Since CCI doesn’t work directly with the immigration process, we focus more on connecting all of the other issues around that. So for me, that’s a lot of worker’s right because the labor situation here is so heavily dependent on immigrant and refugee workers. It’s been like that for a really long time; people don’t really think about things like where our food comes from, who packages things. It doesn’t just arrive magically at your door from Amazon, someone had to make that. If it’s made in the US, you can probably guess that it was made by immigrants, but people just don’t know that, so I try to raise awareness on that. With that, there’s an issue of people being exploited and discriminated against, so my job is to help and coach people to realize their own power. It’s all a matter of realizing that you have rights here and you have worth. I work at developing them as leaders so that they can recognize their worth and work together, focusing on more than your own self-interest. Although it’s hard with mixed-status Latino families that are trying to stay under the radar. People will exploit undocumented people because they know that they are in need of work, so it’s a matter of building people up so that doesn’t happen.

“You have rights here and you have worth.”

These are problems that are facing lots of people, so when people come to us saying that they aren’t getting paid, chances are there are other people in that workplace that are facing this too. It’s a matter of getting everyone to all work together and build camaraderie so you are a stronger unit. It’s kind of like teaching people how to be a union without a union. Really, if you think about it, the workplace structure is like a pyramid in that the workers are the majority, but you’re on the bottom. Typically there are only a handful of people at the top, but they have all the power. The thing is, the top cannot operate without you. If everyone collectively decides that something isn’t working and should be changed, you all have the power to make that change. Of course, that’s going to take some risks, but once people understand the risk and why it’s so important to take the risk then they organize themselves and stand up for their rights.

It all pieces together too because if one person comes to me to tell me they aren’t getting paid it’s really not helpful for their employer to get a call from me, a complete stranger, telling them to pay their employees.

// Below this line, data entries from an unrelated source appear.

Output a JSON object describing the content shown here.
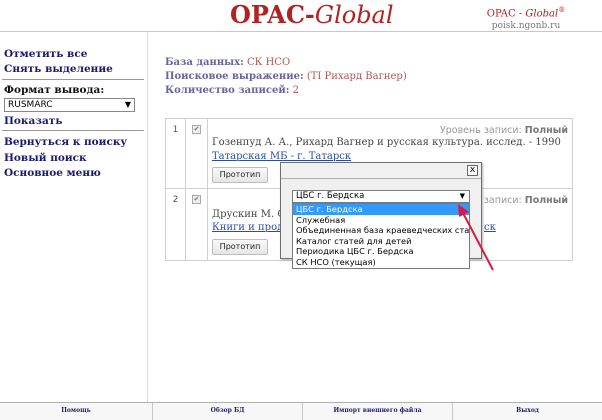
{
  "header": {
    "brand_main": "OPAC-",
    "brand_italic": "Global",
    "brand_right_main": "OPAC - ",
    "brand_right_italic": "Global",
    "brand_right_reg": "®",
    "brand_right_site": "poisk.ngonb.ru"
  },
  "sidebar": {
    "select_all": "Отметить все",
    "deselect": "Снять выделение",
    "format_label": "Формат вывода:",
    "format_value": "RUSMARC",
    "show": "Показать",
    "back_to_search": "Вернуться к поиску",
    "new_search": "Новый поиск",
    "main_menu": "Основное меню"
  },
  "info": {
    "db_label": "База данных:",
    "db_value": "СК НСО",
    "query_label": "Поисковое выражение:",
    "query_value": "(TI Рихард Вагнер)",
    "count_label": "Количество записей:",
    "count_value": "2"
  },
  "records": [
    {
      "num": "1",
      "check": "✔",
      "level_label": "Уровень записи:",
      "level_value": "Полный",
      "text": "Гозенпуд А. А., Рихард Вагнер и русская культура. исслед. - 1990",
      "link": "Татарская МБ - г. Татарск",
      "button": "Прототип"
    },
    {
      "num": "2",
      "check": "✔",
      "level_label": "Уровень записи:",
      "level_value": "Полный",
      "text": "Друскин М. С.",
      "link": "Книги и продо",
      "link_tail": "ск",
      "button": "Прототип"
    }
  ],
  "popup": {
    "close": "x",
    "selected": "ЦБС г. Бердска",
    "options": [
      "ЦБС г. Бердска",
      "Служебная",
      "Объединенная база краеведческих статей",
      "Каталог статей для детей",
      "Периодика ЦБС г. Бердска",
      "СК НСО (текущая)"
    ]
  },
  "footer": {
    "help": "Помощь",
    "db_overview": "Обзор БД",
    "import": "Импорт внешнего файла",
    "exit": "Выход"
  },
  "colors": {
    "brand": "#b22222",
    "selection": "#3399ff",
    "arrow": "#d81b3f",
    "link": "#2a4da0"
  },
  "icons": {
    "dropdown": "chevron-down-icon",
    "close": "close-icon",
    "annotation": "red-arrow-icon"
  }
}
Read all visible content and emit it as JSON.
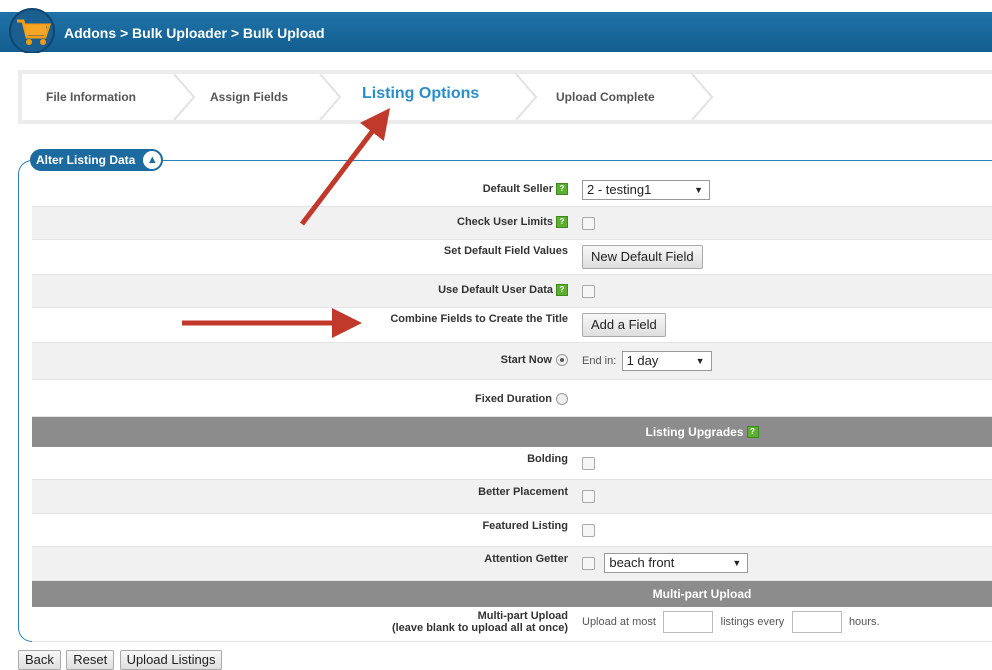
{
  "header": {
    "breadcrumb": "Addons > Bulk Uploader > Bulk Upload"
  },
  "steps": [
    {
      "label": "File Information",
      "active": false
    },
    {
      "label": "Assign Fields",
      "active": false
    },
    {
      "label": "Listing Options",
      "active": true
    },
    {
      "label": "Upload Complete",
      "active": false
    }
  ],
  "panel": {
    "legend": "Alter Listing Data",
    "toggle_icon": "▲"
  },
  "form": {
    "default_seller_label": "Default Seller",
    "default_seller_value": "2 - testing1",
    "check_user_limits_label": "Check User Limits",
    "set_default_field_values_label": "Set Default Field Values",
    "new_default_field_button": "New Default Field",
    "use_default_user_data_label": "Use Default User Data",
    "combine_fields_label": "Combine Fields to Create the Title",
    "add_field_button": "Add a Field",
    "start_now_label": "Start Now",
    "end_in_label": "End in:",
    "end_in_value": "1 day",
    "fixed_duration_label": "Fixed Duration"
  },
  "upgrades": {
    "section_title": "Listing Upgrades",
    "bolding_label": "Bolding",
    "better_placement_label": "Better Placement",
    "featured_listing_label": "Featured Listing",
    "attention_getter_label": "Attention Getter",
    "attention_getter_value": "beach front"
  },
  "multipart": {
    "section_title": "Multi-part Upload",
    "label_line1": "Multi-part Upload",
    "label_line2": "(leave blank to upload all at once)",
    "upload_at_most": "Upload at most",
    "listings_every": "listings every",
    "hours": "hours."
  },
  "buttons": {
    "back": "Back",
    "reset": "Reset",
    "upload_listings": "Upload Listings"
  },
  "icons": {
    "logo": "cart-logo-icon",
    "help": "help-icon",
    "toggle": "collapse-icon",
    "dropdown": "chevron-down-icon",
    "annotation": "red-arrow-icon"
  },
  "colors": {
    "header_blue": "#1f73a8",
    "active_step": "#2a8ec9",
    "section_gray": "#8c8c8c",
    "help_green": "#5cb030",
    "annotation_red": "#c0392b"
  }
}
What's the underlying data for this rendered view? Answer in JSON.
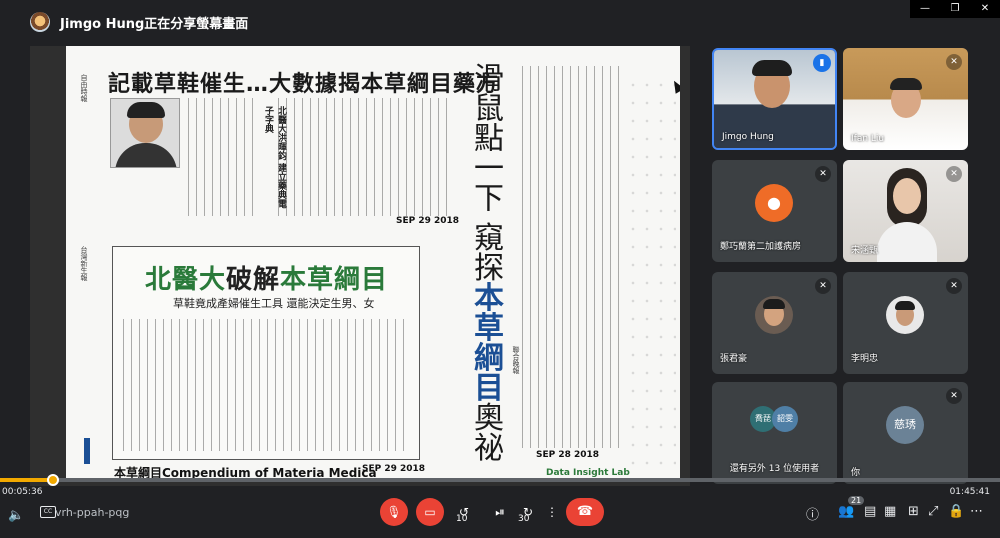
{
  "header": {
    "share_title": "Jimgo Hung正在分享螢幕畫面"
  },
  "window_controls": [
    "—",
    "❐",
    "✕"
  ],
  "shared_screen": {
    "clip1_title": "記載草鞋催生…大數據揭本草綱目藥方",
    "clip1_subhead": "北醫大洪暉鈞 建立藥典電子字典",
    "clip1_date": "SEP 29 2018",
    "clip2_title_a": "北醫大",
    "clip2_title_b": "破解",
    "clip2_title_c": "本草綱目",
    "clip2_subtitle": "草鞋竟成產婦催生工具 還能決定生男、女",
    "clip2_date": "SEP 29 2018",
    "clip3_vertical_a": "滑鼠點一下 窺探",
    "clip3_vertical_b": "本草綱目",
    "clip3_vertical_c": "奧祕",
    "clip3_date": "SEP 28 2018",
    "lab_label": "Data Insight Lab",
    "caption": "本草綱目Compendium of Materia Medica",
    "side_label_1": "自由時報",
    "side_label_2": "台灣新生報",
    "side_label_3": "聯合晚報"
  },
  "participants": [
    {
      "name": "Jimgo Hung",
      "speaking": true
    },
    {
      "name": "Ifan Liu",
      "speaking": false
    },
    {
      "name": "鄭巧蘭第二加護病房",
      "speaking": false
    },
    {
      "name": "宋涵甄",
      "speaking": false
    },
    {
      "name": "張君豪",
      "speaking": false
    },
    {
      "name": "李明忠",
      "speaking": false
    },
    {
      "name": "還有另外 13 位使用者",
      "speaking": false,
      "avatar_a": "喬琵",
      "avatar_b": "韶雯"
    },
    {
      "name": "你",
      "speaking": false,
      "avatar": "慈琇"
    }
  ],
  "playback": {
    "elapsed": "00:05:36",
    "duration": "01:45:41",
    "progress_fraction": 0.053
  },
  "controls": {
    "meeting_code": "vrh-ppah-pqg",
    "skip_back": "10",
    "skip_forward": "30",
    "participant_count": "21"
  },
  "colors": {
    "accent": "#f2a900",
    "danger": "#ea4335",
    "speaking": "#1a73e8"
  }
}
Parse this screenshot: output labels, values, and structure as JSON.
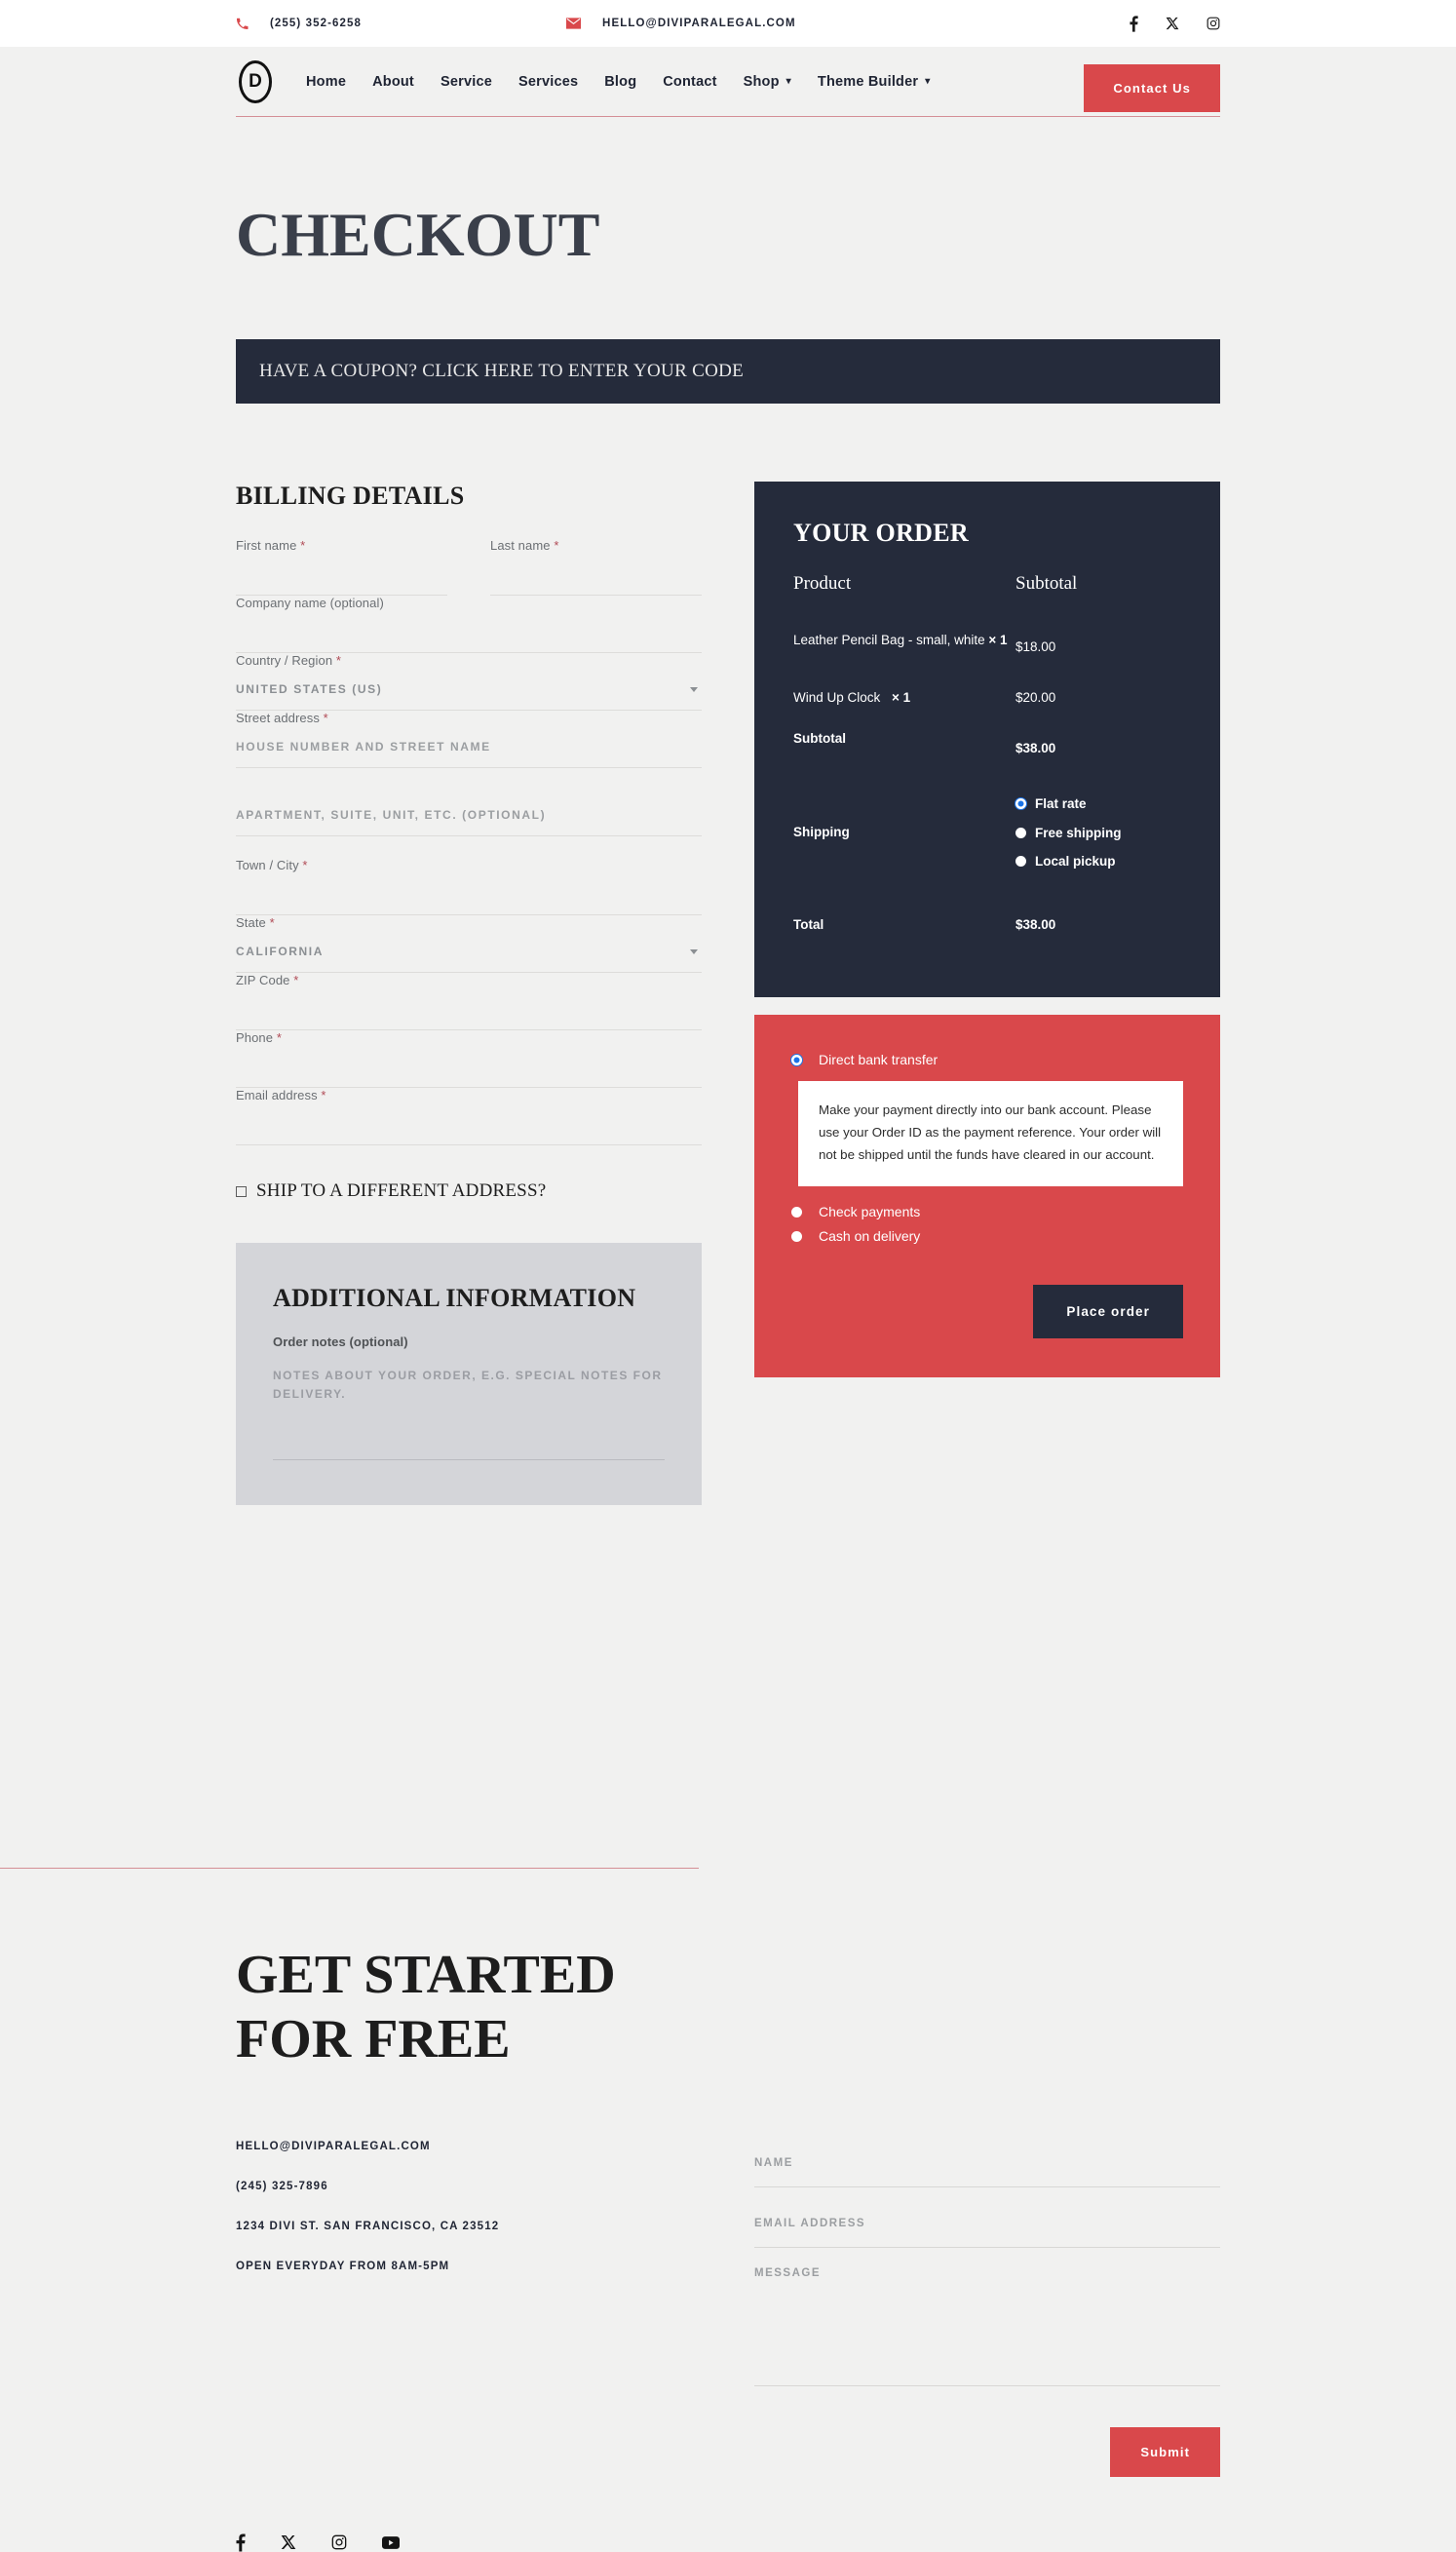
{
  "topbar": {
    "phone": "(255) 352-6258",
    "email": "HELLO@DIVIPARALEGAL.COM",
    "phone_icon": "phone-icon",
    "email_icon": "envelope-icon",
    "social": [
      "facebook-icon",
      "x-twitter-icon",
      "instagram-icon"
    ]
  },
  "nav": {
    "logo_letter": "D",
    "links": [
      {
        "label": "Home",
        "caret": false
      },
      {
        "label": "About",
        "caret": false
      },
      {
        "label": "Service",
        "caret": false
      },
      {
        "label": "Services",
        "caret": false
      },
      {
        "label": "Blog",
        "caret": false
      },
      {
        "label": "Contact",
        "caret": false
      },
      {
        "label": "Shop",
        "caret": true
      },
      {
        "label": "Theme Builder",
        "caret": true
      }
    ],
    "cta": "Contact Us"
  },
  "page": {
    "title": "CHECKOUT",
    "coupon_bar": "HAVE A COUPON? CLICK HERE TO ENTER YOUR CODE"
  },
  "billing": {
    "heading": "BILLING DETAILS",
    "first_name": {
      "label": "First name",
      "required": "*",
      "value": "",
      "placeholder": ""
    },
    "last_name": {
      "label": "Last name",
      "required": "*",
      "value": "",
      "placeholder": ""
    },
    "company": {
      "label": "Company name (optional)",
      "value": "",
      "placeholder": ""
    },
    "country": {
      "label": "Country / Region",
      "required": "*",
      "value": "UNITED STATES (US)"
    },
    "street": {
      "label": "Street address",
      "required": "*",
      "value": "",
      "placeholder": "House number and street name"
    },
    "street2": {
      "value": "",
      "placeholder": "Apartment, suite, unit, etc. (optional)"
    },
    "city": {
      "label": "Town / City",
      "required": "*",
      "value": "",
      "placeholder": ""
    },
    "state": {
      "label": "State",
      "required": "*",
      "value": "CALIFORNIA"
    },
    "zip": {
      "label": "ZIP Code",
      "required": "*",
      "value": "",
      "placeholder": ""
    },
    "phone": {
      "label": "Phone",
      "required": "*",
      "value": "",
      "placeholder": ""
    },
    "email": {
      "label": "Email address",
      "required": "*",
      "value": "",
      "placeholder": ""
    },
    "ship_different": "SHIP TO A DIFFERENT ADDRESS?"
  },
  "additional": {
    "heading": "ADDITIONAL INFORMATION",
    "notes_label": "Order notes (optional)",
    "notes_value": "",
    "notes_placeholder": "Notes about your order, e.g. special notes for delivery."
  },
  "order": {
    "heading": "YOUR ORDER",
    "col_product": "Product",
    "col_subtotal": "Subtotal",
    "items": [
      {
        "name": "Leather Pencil Bag - small, white",
        "qty": "× 1",
        "price": "$18.00"
      },
      {
        "name": "Wind Up Clock",
        "qty": "× 1",
        "price": "$20.00"
      }
    ],
    "subtotal_label": "Subtotal",
    "subtotal_value": "$38.00",
    "shipping_label": "Shipping",
    "shipping_options": [
      {
        "label": "Flat rate",
        "selected": true
      },
      {
        "label": "Free shipping",
        "selected": false
      },
      {
        "label": "Local pickup",
        "selected": false
      }
    ],
    "total_label": "Total",
    "total_value": "$38.00"
  },
  "payment": {
    "options": [
      {
        "label": "Direct bank transfer",
        "selected": true
      },
      {
        "label": "Check payments",
        "selected": false
      },
      {
        "label": "Cash on delivery",
        "selected": false
      }
    ],
    "bank_note": "Make your payment directly into our bank account. Please use your Order ID as the payment reference. Your order will not be shipped until the funds have cleared in our account.",
    "place_order": "Place order"
  },
  "footer": {
    "title": "GET STARTED FOR FREE",
    "email": "HELLO@DIVIPARALEGAL.COM",
    "phone": "(245) 325-7896",
    "address": "1234 DIVI ST. SAN FRANCISCO, CA 23512",
    "hours": "OPEN EVERYDAY FROM 8AM-5PM",
    "form": {
      "name_placeholder": "Name",
      "name_value": "",
      "email_placeholder": "Email Address",
      "email_value": "",
      "message_placeholder": "Message",
      "message_value": "",
      "submit": "Submit"
    },
    "social": [
      "facebook-icon",
      "x-twitter-icon",
      "instagram-icon",
      "youtube-icon"
    ]
  },
  "colors": {
    "accent_red": "#d9484b",
    "navy": "#252b3b",
    "page_bg": "#f1f1f0",
    "panel_gray": "#d4d5d9",
    "rule_pink": "#d48f96",
    "radio_blue": "#1a73e8"
  }
}
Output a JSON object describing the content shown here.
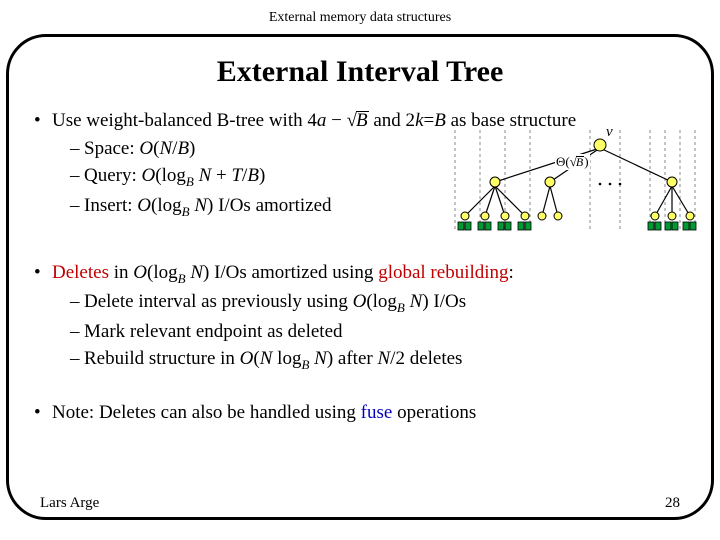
{
  "header": "External memory data structures",
  "title": "External Interval Tree",
  "footer": {
    "author": "Lars Arge",
    "page": "28"
  },
  "bullets": {
    "b1": {
      "lead": "Use weight-balanced B-tree with ",
      "tail": " as base structure",
      "a": {
        "four": "4",
        "a": "a",
        "minus": " − ",
        "sqrt": "√",
        "rad": "B",
        "and": " and 2",
        "k": "k",
        "eq": "=",
        "B": "B"
      },
      "s1": {
        "label": "Space: ",
        "O": "O",
        "open": "(",
        "N": "N",
        "slash": "/",
        "B": "B",
        "close": ")"
      },
      "s2": {
        "label": "Query: ",
        "O": "O",
        "open": "(log",
        "sub": "B",
        "sp": " ",
        "N": "N",
        "plus": " + ",
        "T": "T",
        "slash": "/",
        "B2": "B",
        "close": ")"
      },
      "s3": {
        "label": "Insert: ",
        "O": "O",
        "open": "(log",
        "sub": "B",
        "sp": " ",
        "N": "N",
        "close": ") ",
        "tail": "I/Os amortized"
      }
    },
    "b2": {
      "lead_red": "Deletes",
      "in": " in ",
      "O": "O",
      "open": "(log",
      "sub": "B",
      "sp": " ",
      "N": "N",
      "close": ") ",
      "mid": "I/Os amortized using ",
      "gr_red": "global rebuilding",
      "colon": ":",
      "s1": {
        "label": "Delete interval as previously using ",
        "O": "O",
        "open": "(log",
        "sub": "B",
        "sp": " ",
        "N": "N",
        "close": ") ",
        "tail": "I/Os"
      },
      "s2": {
        "label": "Mark relevant endpoint as deleted"
      },
      "s3": {
        "label": "Rebuild structure in ",
        "O": "O",
        "open": "(",
        "N1": "N",
        "log": " log",
        "sub": "B",
        "sp": " ",
        "N2": "N",
        "close": ") ",
        "after": "after ",
        "Nh": "N",
        "half": "/2",
        "tail": " deletes"
      }
    },
    "b3": {
      "text1": "Note: Deletes can also be handled using ",
      "fuse_blue": "fuse",
      "text2": " operations"
    }
  },
  "tree": {
    "v": "v",
    "theta_sym": "Θ",
    "theta_open": "(",
    "sqrt": "√",
    "rad": "B",
    "theta_close": ")"
  }
}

What is really powerful is having a bunch of coworkers get together, go into their employer’s office, and refuse to leave until their paychecks get cleared. Bigger crises where you can use public pressure and media to lift that up are really effective. The problem is making that happen, it’s scary and you have to take risks to make it happen. It’s a slow road to build community and trust, but it’s worth it.

 

Policy and Advocacy